• EXERCISE DETAILS: Your reply should hold every record exactly as given, with no pictures in it.

• RAW DATA:
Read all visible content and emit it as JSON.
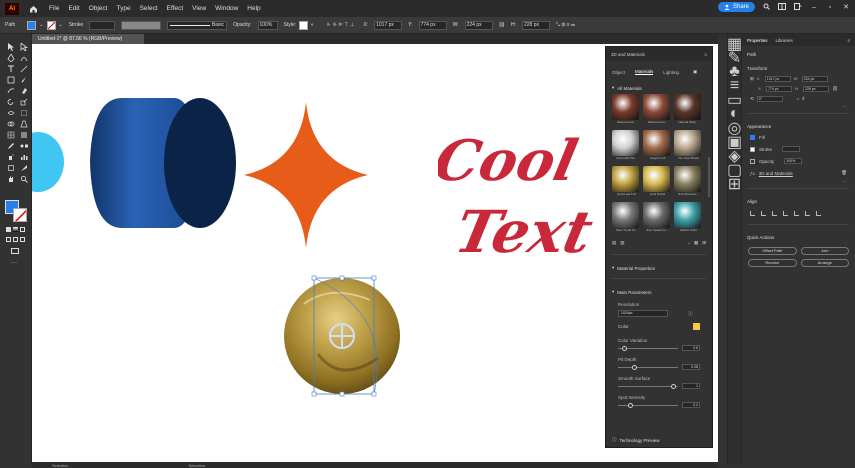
{
  "menubar": {
    "logo": "Ai",
    "items": [
      "File",
      "Edit",
      "Object",
      "Type",
      "Select",
      "Effect",
      "View",
      "Window",
      "Help"
    ],
    "share": "Share"
  },
  "controlbar": {
    "path": "Path",
    "stroke": "Stroke",
    "basic": "Basic",
    "opacity_label": "Opacity:",
    "opacity_value": "100%",
    "style_label": "Style:",
    "x": "1017 px",
    "y": "774 px",
    "w": "224 px",
    "h": "228 px"
  },
  "doc": {
    "tab": "Untitled-1* @ 87.56 % (RGB/Preview)",
    "status_left": "Selection",
    "status_right": "Selection"
  },
  "canvas_text": {
    "line1": "Cool",
    "line2": "Text"
  },
  "panel3d": {
    "title": "3D and Materials",
    "tabs": [
      "Object",
      "Materials",
      "Lighting"
    ],
    "all_materials": "All Materials",
    "materials": [
      {
        "label": "Natural Cork...",
        "color": "#7a3a28"
      },
      {
        "label": "Natural Crea...",
        "color": "#8a4a36"
      },
      {
        "label": "Natural Shap...",
        "color": "#5a3528"
      },
      {
        "label": "Coloredfo Pla...",
        "color": "#cfcfcf"
      },
      {
        "label": "Copper Foil",
        "color": "#a06a4a"
      },
      {
        "label": "Ore Cast Brush",
        "color": "#b8a58c"
      },
      {
        "label": "Gold Leaf Foil",
        "color": "#c0a040"
      },
      {
        "label": "Gold Nickel",
        "color": "#d8b850"
      },
      {
        "label": "Soft Reteleno...",
        "color": "#8a8060"
      },
      {
        "label": "Steel Tread Pl...",
        "color": "#777777"
      },
      {
        "label": "Zinc Spade Fo...",
        "color": "#6a6a6a"
      },
      {
        "label": "Marble Paint",
        "color": "#3fa0a8"
      }
    ],
    "material_properties": "Material Properties",
    "main_parameters": "Main Parameters",
    "resolution_label": "Resolution",
    "resolution_value": "1024px",
    "color_label": "Color",
    "color_value": "#f7c64b",
    "sliders": [
      {
        "label": "Color Variation",
        "value": "0.6",
        "pos": 0.1
      },
      {
        "label": "Pit Depth",
        "value": "0.28",
        "pos": 0.28
      },
      {
        "label": "Smooth Surface",
        "value": "1",
        "pos": 0.92
      },
      {
        "label": "Spot Intensity",
        "value": "0.2",
        "pos": 0.2
      }
    ],
    "footer": "Technology Preview"
  },
  "props": {
    "tabs": [
      "Properties",
      "Libraries"
    ],
    "path": "Path",
    "transform": "Transform",
    "x": "1017 px",
    "y": "774 px",
    "w": "224 px",
    "h": "228 px",
    "angle": "0°",
    "appearance": "Appearance",
    "fill": "Fill",
    "stroke": "Stroke",
    "opacity": "Opacity",
    "opacity_value": "100%",
    "fx": "3D and Materials",
    "align": "Align",
    "quick_actions": "Quick Actions",
    "qa": [
      "Offset Path",
      "Join",
      "Recolor",
      "Arrange"
    ]
  },
  "colors": {
    "cylinder": "#1a3f80",
    "star": "#e85c1a",
    "text": "#c8283a",
    "cyan": "#3fc6f3",
    "sphere": "#c0a040"
  }
}
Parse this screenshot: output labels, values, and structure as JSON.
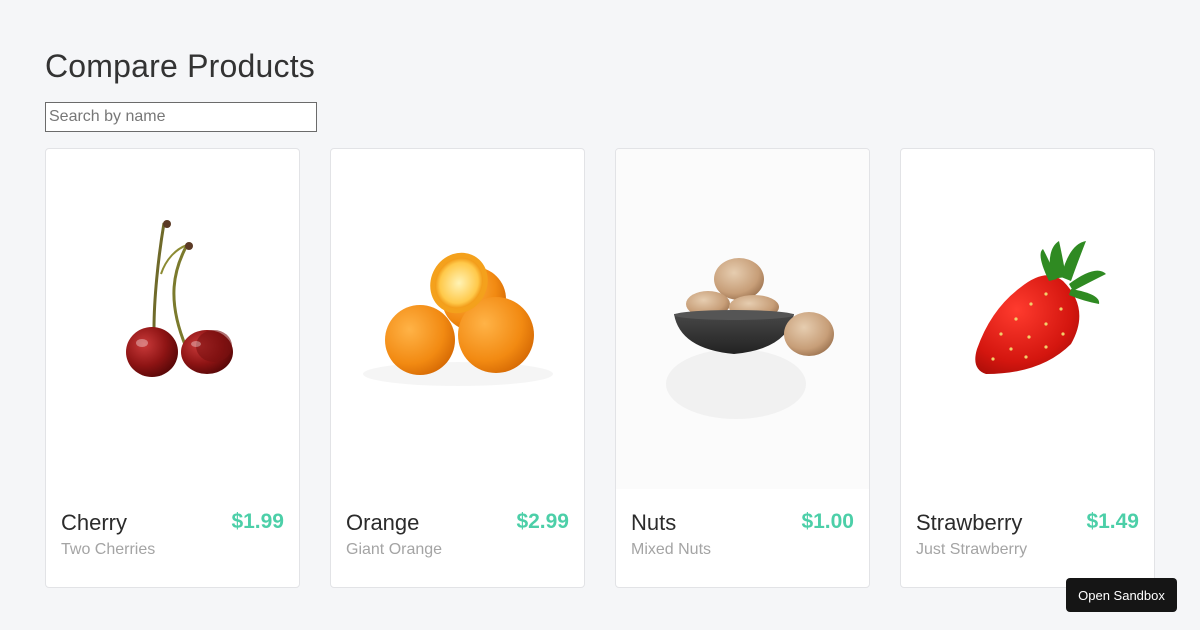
{
  "page": {
    "title": "Compare Products"
  },
  "search": {
    "placeholder": "Search by name",
    "value": ""
  },
  "products": [
    {
      "name": "Cherry",
      "price": "$1.99",
      "description": "Two Cherries",
      "image": "cherry-image"
    },
    {
      "name": "Orange",
      "price": "$2.99",
      "description": "Giant Orange",
      "image": "orange-image"
    },
    {
      "name": "Nuts",
      "price": "$1.00",
      "description": "Mixed Nuts",
      "image": "nuts-image"
    },
    {
      "name": "Strawberry",
      "price": "$1.49",
      "description": "Just Strawberry",
      "image": "strawberry-image"
    }
  ],
  "colors": {
    "background": "#f5f6f8",
    "price": "#4ccfa8",
    "description": "#a4a4a4",
    "sandbox_button": "#151515"
  },
  "sandbox": {
    "label": "Open Sandbox"
  }
}
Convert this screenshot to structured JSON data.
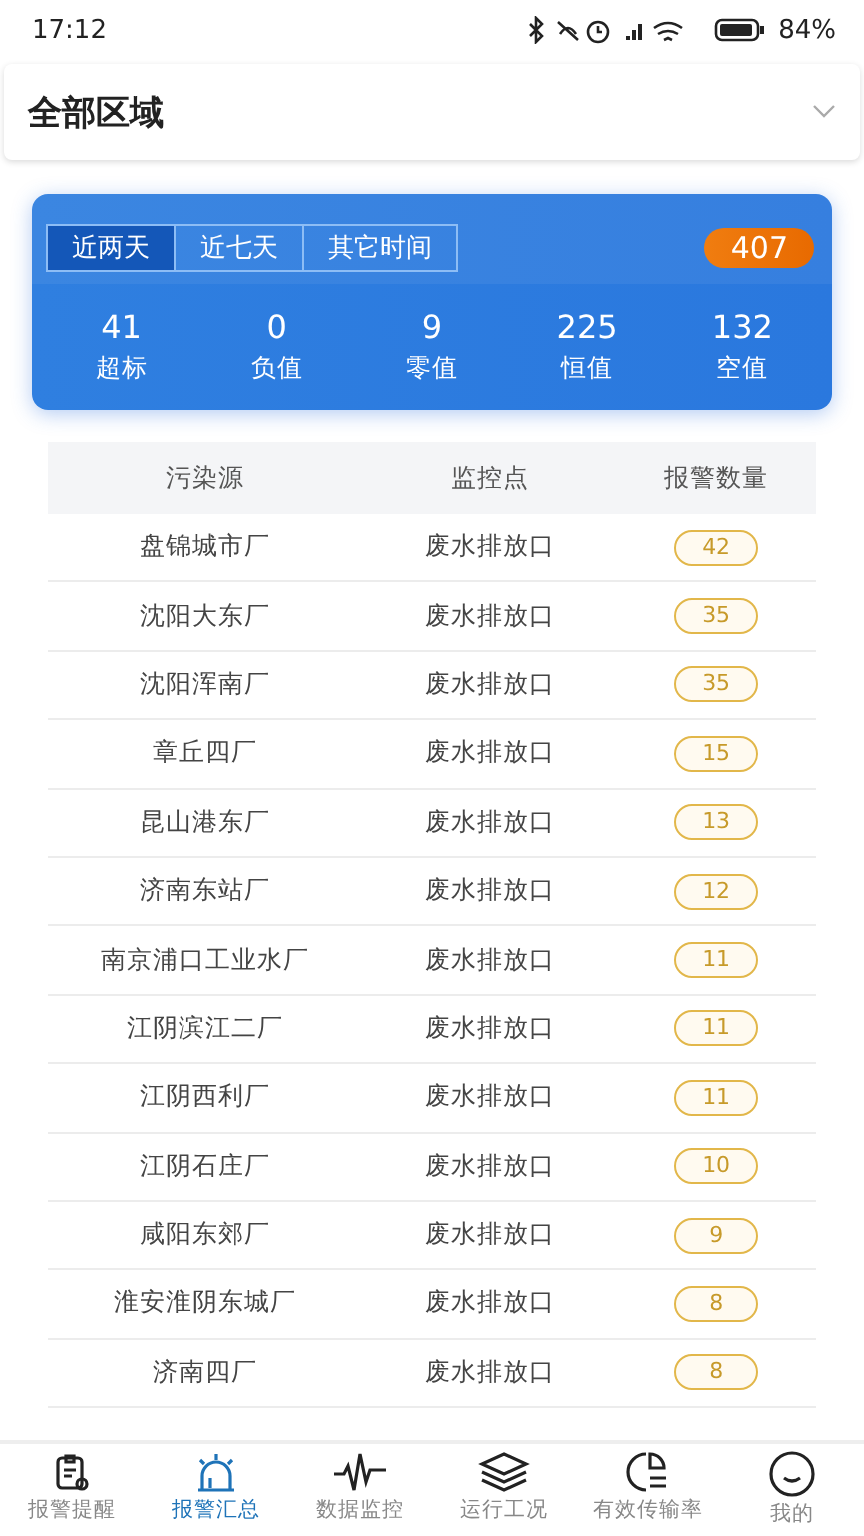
{
  "status_bar": {
    "time": "17:12",
    "battery": "84%"
  },
  "region": {
    "label": "全部区域"
  },
  "summary": {
    "tabs": [
      {
        "label": "近两天",
        "selected": true
      },
      {
        "label": "近七天",
        "selected": false
      },
      {
        "label": "其它时间",
        "selected": false
      }
    ],
    "total": "407",
    "stats": [
      {
        "value": "41",
        "label": "超标"
      },
      {
        "value": "0",
        "label": "负值"
      },
      {
        "value": "9",
        "label": "零值"
      },
      {
        "value": "225",
        "label": "恒值"
      },
      {
        "value": "132",
        "label": "空值"
      }
    ]
  },
  "table": {
    "columns": [
      "污染源",
      "监控点",
      "报警数量"
    ],
    "rows": [
      {
        "source": "盘锦城市厂",
        "point": "废水排放口",
        "count": "42"
      },
      {
        "source": "沈阳大东厂",
        "point": "废水排放口",
        "count": "35"
      },
      {
        "source": "沈阳浑南厂",
        "point": "废水排放口",
        "count": "35"
      },
      {
        "source": "章丘四厂",
        "point": "废水排放口",
        "count": "15"
      },
      {
        "source": "昆山港东厂",
        "point": "废水排放口",
        "count": "13"
      },
      {
        "source": "济南东站厂",
        "point": "废水排放口",
        "count": "12"
      },
      {
        "source": "南京浦口工业水厂",
        "point": "废水排放口",
        "count": "11"
      },
      {
        "source": "江阴滨江二厂",
        "point": "废水排放口",
        "count": "11"
      },
      {
        "source": "江阴西利厂",
        "point": "废水排放口",
        "count": "11"
      },
      {
        "source": "江阴石庄厂",
        "point": "废水排放口",
        "count": "10"
      },
      {
        "source": "咸阳东郊厂",
        "point": "废水排放口",
        "count": "9"
      },
      {
        "source": "淮安淮阴东城厂",
        "point": "废水排放口",
        "count": "8"
      },
      {
        "source": "济南四厂",
        "point": "废水排放口",
        "count": "8"
      }
    ]
  },
  "nav": [
    {
      "label": "报警提醒",
      "selected": false
    },
    {
      "label": "报警汇总",
      "selected": true
    },
    {
      "label": "数据监控",
      "selected": false
    },
    {
      "label": "运行工况",
      "selected": false
    },
    {
      "label": "有效传输率",
      "selected": false
    },
    {
      "label": "我的",
      "selected": false
    }
  ]
}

• RESULT FOR THIS TASK:
Read all visible content and emit it as JSON.
{
  "menubar": {
    "logo": "Ai",
    "items": [
      "File",
      "Edit",
      "Object",
      "Type",
      "Select",
      "Effect",
      "View",
      "Window",
      "Help"
    ],
    "share": "Share"
  },
  "controlbar": {
    "path": "Path",
    "stroke": "Stroke",
    "basic": "Basic",
    "opacity_label": "Opacity:",
    "opacity_value": "100%",
    "style_label": "Style:",
    "x": "1017 px",
    "y": "774 px",
    "w": "224 px",
    "h": "228 px"
  },
  "doc": {
    "tab": "Untitled-1* @ 87.56 % (RGB/Preview)",
    "status_left": "Selection",
    "status_right": "Selection"
  },
  "canvas_text": {
    "line1": "Cool",
    "line2": "Text"
  },
  "panel3d": {
    "title": "3D and Materials",
    "tabs": [
      "Object",
      "Materials",
      "Lighting"
    ],
    "all_materials": "All Materials",
    "materials": [
      {
        "label": "Natural Cork...",
        "color": "#7a3a28"
      },
      {
        "label": "Natural Crea...",
        "color": "#8a4a36"
      },
      {
        "label": "Natural Shap...",
        "color": "#5a3528"
      },
      {
        "label": "Coloredfo Pla...",
        "color": "#cfcfcf"
      },
      {
        "label": "Copper Foil",
        "color": "#a06a4a"
      },
      {
        "label": "Ore Cast Brush",
        "color": "#b8a58c"
      },
      {
        "label": "Gold Leaf Foil",
        "color": "#c0a040"
      },
      {
        "label": "Gold Nickel",
        "color": "#d8b850"
      },
      {
        "label": "Soft Reteleno...",
        "color": "#8a8060"
      },
      {
        "label": "Steel Tread Pl...",
        "color": "#777777"
      },
      {
        "label": "Zinc Spade Fo...",
        "color": "#6a6a6a"
      },
      {
        "label": "Marble Paint",
        "color": "#3fa0a8"
      }
    ],
    "material_properties": "Material Properties",
    "main_parameters": "Main Parameters",
    "resolution_label": "Resolution",
    "resolution_value": "1024px",
    "color_label": "Color",
    "color_value": "#f7c64b",
    "sliders": [
      {
        "label": "Color Variation",
        "value": "0.6",
        "pos": 0.1
      },
      {
        "label": "Pit Depth",
        "value": "0.28",
        "pos": 0.28
      },
      {
        "label": "Smooth Surface",
        "value": "1",
        "pos": 0.92
      },
      {
        "label": "Spot Intensity",
        "value": "0.2",
        "pos": 0.2
      }
    ],
    "footer": "Technology Preview"
  },
  "props": {
    "tabs": [
      "Properties",
      "Libraries"
    ],
    "path": "Path",
    "transform": "Transform",
    "x": "1017 px",
    "y": "774 px",
    "w": "224 px",
    "h": "228 px",
    "angle": "0°",
    "appearance": "Appearance",
    "fill": "Fill",
    "stroke": "Stroke",
    "opacity": "Opacity",
    "opacity_value": "100%",
    "fx": "3D and Materials",
    "align": "Align",
    "quick_actions": "Quick Actions",
    "qa": [
      "Offset Path",
      "Join",
      "Recolor",
      "Arrange"
    ]
  },
  "colors": {
    "cylinder": "#1a3f80",
    "star": "#e85c1a",
    "text": "#c8283a",
    "cyan": "#3fc6f3",
    "sphere": "#c0a040"
  }
}
Parse this screenshot: output labels, values, and structure as JSON.
{
  "page": {
    "title": "Compare Products"
  },
  "search": {
    "placeholder": "Search by name",
    "value": ""
  },
  "products": [
    {
      "name": "Cherry",
      "price": "$1.99",
      "description": "Two Cherries",
      "image": "cherry-image"
    },
    {
      "name": "Orange",
      "price": "$2.99",
      "description": "Giant Orange",
      "image": "orange-image"
    },
    {
      "name": "Nuts",
      "price": "$1.00",
      "description": "Mixed Nuts",
      "image": "nuts-image"
    },
    {
      "name": "Strawberry",
      "price": "$1.49",
      "description": "Just Strawberry",
      "image": "strawberry-image"
    }
  ],
  "colors": {
    "background": "#f5f6f8",
    "price": "#4ccfa8",
    "description": "#a4a4a4",
    "sandbox_button": "#151515"
  },
  "sandbox": {
    "label": "Open Sandbox"
  }
}
Convert this screenshot to structured JSON data.
{
  "status_bar": {
    "time": "17:12",
    "battery": "84%"
  },
  "region": {
    "label": "全部区域"
  },
  "summary": {
    "tabs": [
      {
        "label": "近两天",
        "selected": true
      },
      {
        "label": "近七天",
        "selected": false
      },
      {
        "label": "其它时间",
        "selected": false
      }
    ],
    "total": "407",
    "stats": [
      {
        "value": "41",
        "label": "超标"
      },
      {
        "value": "0",
        "label": "负值"
      },
      {
        "value": "9",
        "label": "零值"
      },
      {
        "value": "225",
        "label": "恒值"
      },
      {
        "value": "132",
        "label": "空值"
      }
    ]
  },
  "table": {
    "columns": [
      "污染源",
      "监控点",
      "报警数量"
    ],
    "rows": [
      {
        "source": "盘锦城市厂",
        "point": "废水排放口",
        "count": "42"
      },
      {
        "source": "沈阳大东厂",
        "point": "废水排放口",
        "count": "35"
      },
      {
        "source": "沈阳浑南厂",
        "point": "废水排放口",
        "count": "35"
      },
      {
        "source": "章丘四厂",
        "point": "废水排放口",
        "count": "15"
      },
      {
        "source": "昆山港东厂",
        "point": "废水排放口",
        "count": "13"
      },
      {
        "source": "济南东站厂",
        "point": "废水排放口",
        "count": "12"
      },
      {
        "source": "南京浦口工业水厂",
        "point": "废水排放口",
        "count": "11"
      },
      {
        "source": "江阴滨江二厂",
        "point": "废水排放口",
        "count": "11"
      },
      {
        "source": "江阴西利厂",
        "point": "废水排放口",
        "count": "11"
      },
      {
        "source": "江阴石庄厂",
        "point": "废水排放口",
        "count": "10"
      },
      {
        "source": "咸阳东郊厂",
        "point": "废水排放口",
        "count": "9"
      },
      {
        "source": "淮安淮阴东城厂",
        "point": "废水排放口",
        "count": "8"
      },
      {
        "source": "济南四厂",
        "point": "废水排放口",
        "count": "8"
      }
    ]
  },
  "nav": [
    {
      "label": "报警提醒",
      "selected": false
    },
    {
      "label": "报警汇总",
      "selected": true
    },
    {
      "label": "数据监控",
      "selected": false
    },
    {
      "label": "运行工况",
      "selected": false
    },
    {
      "label": "有效传输率",
      "selected": false
    },
    {
      "label": "我的",
      "selected": false
    }
  ]
}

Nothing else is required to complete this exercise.